**What the task requires:**
Please retype every record exactly as it appears, omitting the pictures.

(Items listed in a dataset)
◆ ◆ ◆ ◆ ◆ ◆ ◆

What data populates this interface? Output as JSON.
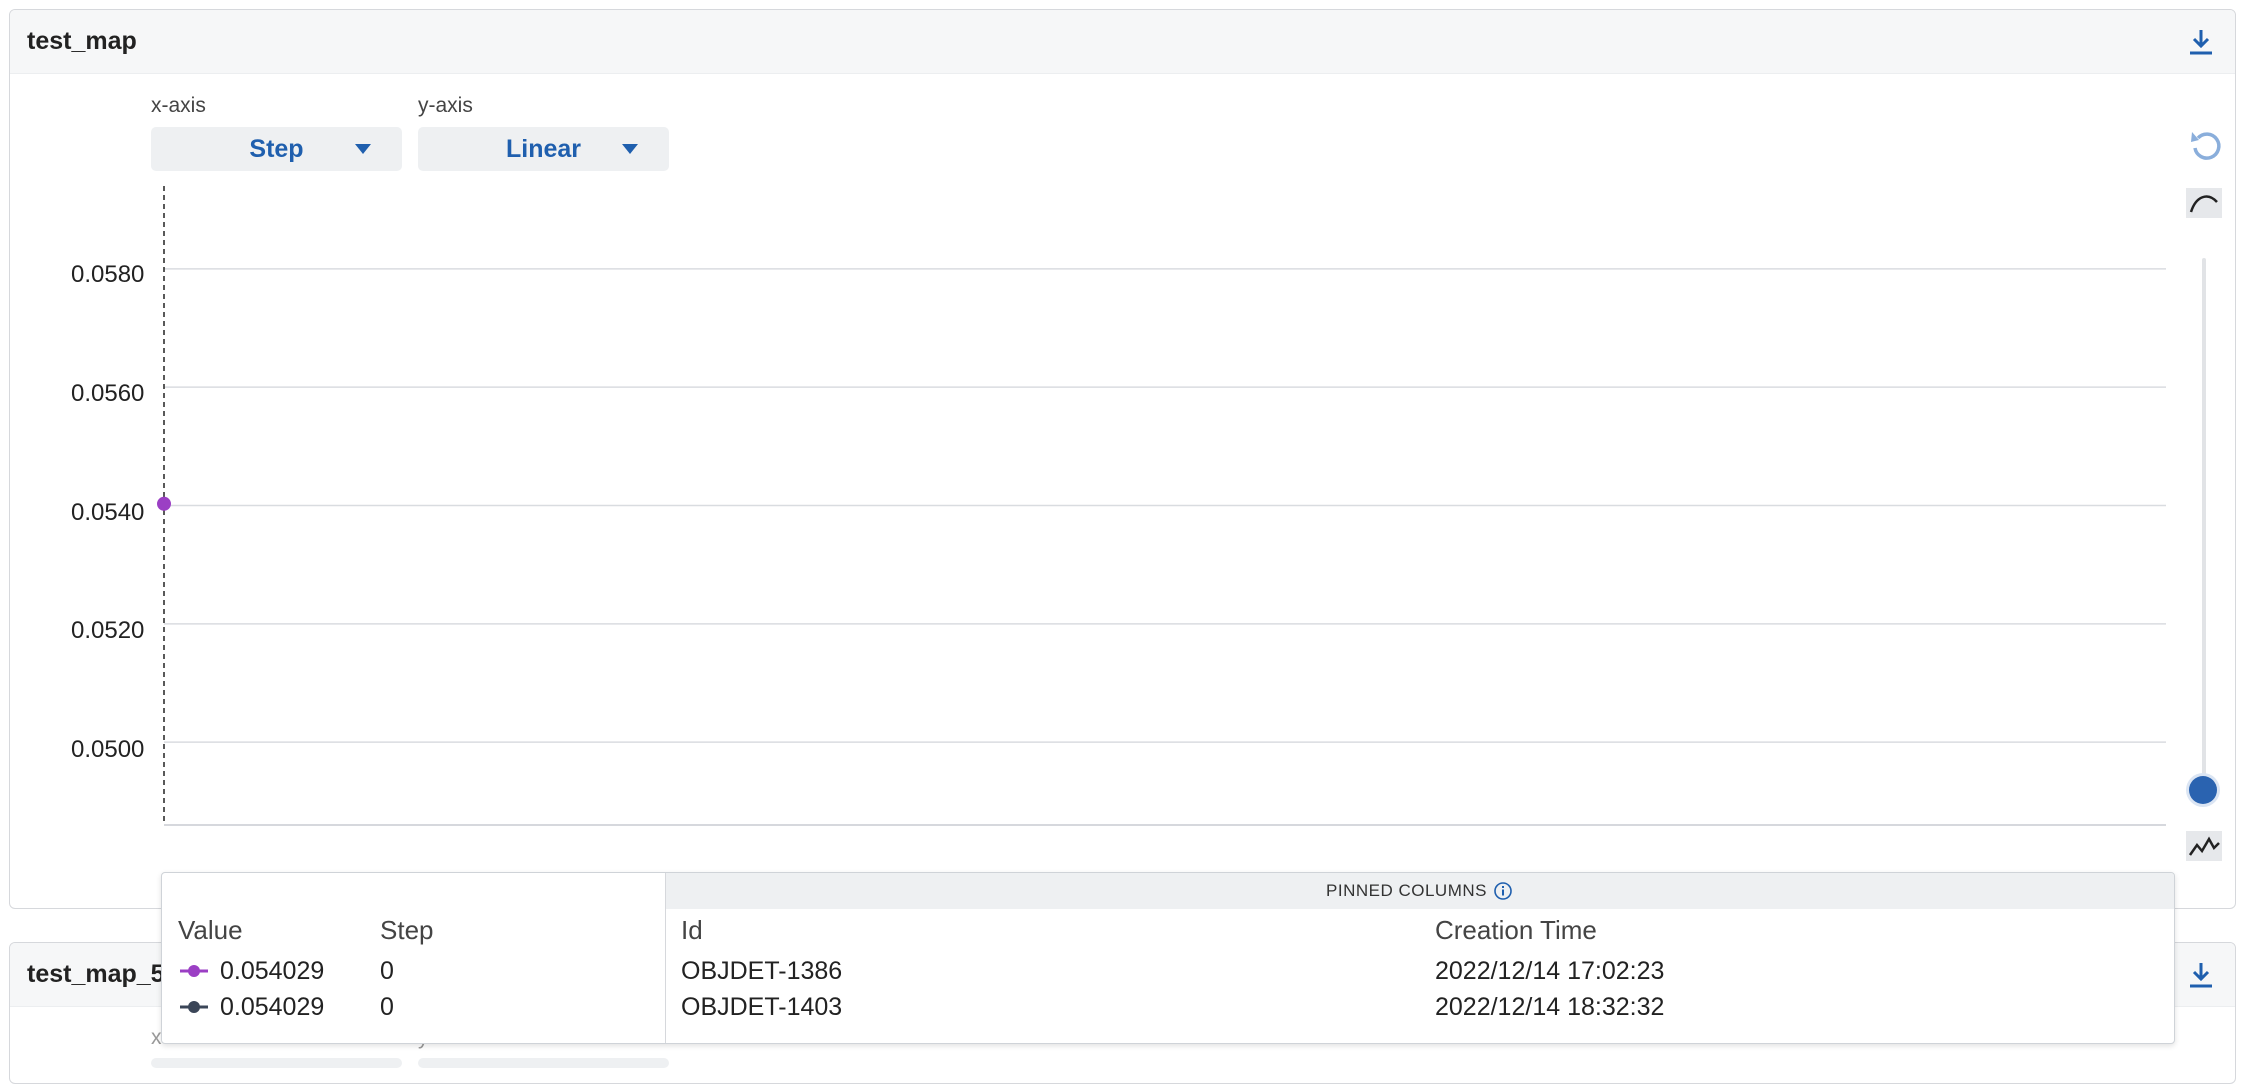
{
  "panel1": {
    "title": "test_map",
    "x_axis_label": "x-axis",
    "y_axis_label": "y-axis",
    "x_axis_value": "Step",
    "y_axis_value": "Linear",
    "y_ticks": [
      "0.0580",
      "0.0560",
      "0.0540",
      "0.0520",
      "0.0500"
    ]
  },
  "panel2": {
    "title": "test_map_5",
    "x_axis_label": "x-axis",
    "y_axis_label": "y-axis"
  },
  "tooltip": {
    "pinned_header": "PINNED COLUMNS",
    "columns": {
      "value": "Value",
      "step": "Step",
      "id": "Id",
      "creation_time": "Creation Time"
    },
    "rows": [
      {
        "value": "0.054029",
        "step": "0",
        "id": "OBJDET-1386",
        "creation_time": "2022/12/14 17:02:23",
        "color": "#9b3fc4"
      },
      {
        "value": "0.054029",
        "step": "0",
        "id": "OBJDET-1403",
        "creation_time": "2022/12/14 18:32:32",
        "color": "#3b4658"
      }
    ]
  },
  "chart_data": {
    "type": "line",
    "x": [
      0
    ],
    "series": [
      {
        "values": [
          0.054029
        ],
        "color": "#9b3fc4"
      }
    ],
    "xlabel": "",
    "ylabel": "",
    "ylim": [
      0.0486,
      0.0594
    ],
    "y_ticks": [
      0.058,
      0.056,
      0.054,
      0.052,
      0.05
    ],
    "grid": true
  },
  "colors": {
    "accent": "#1f5fae",
    "slider": "#2a63b0"
  },
  "icons": [
    "download-icon",
    "reset-icon",
    "smoothing-icon",
    "smoothing-off-icon",
    "caret-down-icon",
    "info-icon"
  ]
}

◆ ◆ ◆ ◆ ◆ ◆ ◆

**Response area:**
What data populates this interface? Output as JSON.
{
  "panel1": {
    "title": "test_map",
    "x_axis_label": "x-axis",
    "y_axis_label": "y-axis",
    "x_axis_value": "Step",
    "y_axis_value": "Linear",
    "y_ticks": [
      "0.0580",
      "0.0560",
      "0.0540",
      "0.0520",
      "0.0500"
    ]
  },
  "panel2": {
    "title": "test_map_5",
    "x_axis_label": "x-axis",
    "y_axis_label": "y-axis"
  },
  "tooltip": {
    "pinned_header": "PINNED COLUMNS",
    "columns": {
      "value": "Value",
      "step": "Step",
      "id": "Id",
      "creation_time": "Creation Time"
    },
    "rows": [
      {
        "value": "0.054029",
        "step": "0",
        "id": "OBJDET-1386",
        "creation_time": "2022/12/14 17:02:23",
        "color": "#9b3fc4"
      },
      {
        "value": "0.054029",
        "step": "0",
        "id": "OBJDET-1403",
        "creation_time": "2022/12/14 18:32:32",
        "color": "#3b4658"
      }
    ]
  },
  "chart_data": {
    "type": "line",
    "x": [
      0
    ],
    "series": [
      {
        "values": [
          0.054029
        ],
        "color": "#9b3fc4"
      }
    ],
    "xlabel": "",
    "ylabel": "",
    "ylim": [
      0.0486,
      0.0594
    ],
    "y_ticks": [
      0.058,
      0.056,
      0.054,
      0.052,
      0.05
    ],
    "grid": true
  },
  "colors": {
    "accent": "#1f5fae",
    "slider": "#2a63b0"
  },
  "icons": [
    "download-icon",
    "reset-icon",
    "smoothing-icon",
    "smoothing-off-icon",
    "caret-down-icon",
    "info-icon"
  ]
}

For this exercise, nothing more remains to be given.